There was an interesting infographic making the rounds yesterday tracking the number of years it took for different sci-fi dreams to become reality. It looks beautiful, but unfortunately there are quite a few problems with it. Anytime you’re dealing with claims to “first!” — whether in fiction or reality — you’re just asking for a spirited nerd debate.
But one part of the graphic in particular got me thinking about how we define invention. According to the infographic, Ray Bradbury’s classic dystopian novel Fahrenheit 451 first envisioned the in-ear headphone. And it wasn’t until 51 years later that Apple released in-ear headphones to the world.
The problem with this idea is that there are a number of different examples of actual in-ear headphones that predate Fahrenheit 451. But, of course, none of them became popular due to their low quality.
For example, take the in-ear headphones above from 1926, which I scanned from an old tech magazine. Now, I’m not aware of any earbud-style headphones that predate this 1926 invention. But it wouldn’t surprise me if there were some. And taking it one step further, I wouldn’t be surprised if there was some obscure sci-fi story or illustration showing in-ear headphones, that came even before that. But I really don’t know!
What do you think comes first most often? The sci-fi prediction for some new technology or the technology itself? I’m inclined to believe predictions almost always come first, but it’s going to take a lot more study. What do you think?

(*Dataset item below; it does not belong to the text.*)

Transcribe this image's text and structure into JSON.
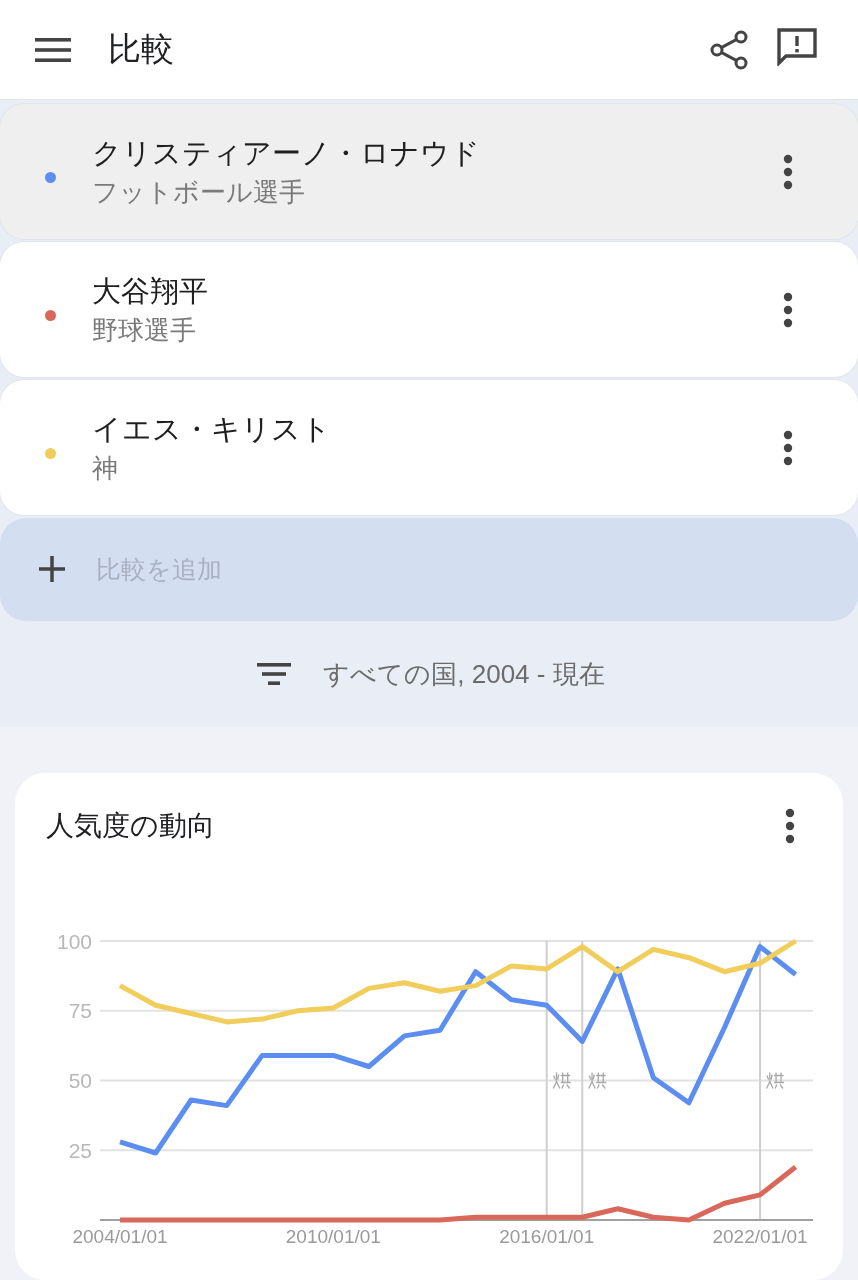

Picture: Scanned from the May 1926 issue of Science and Invention magazine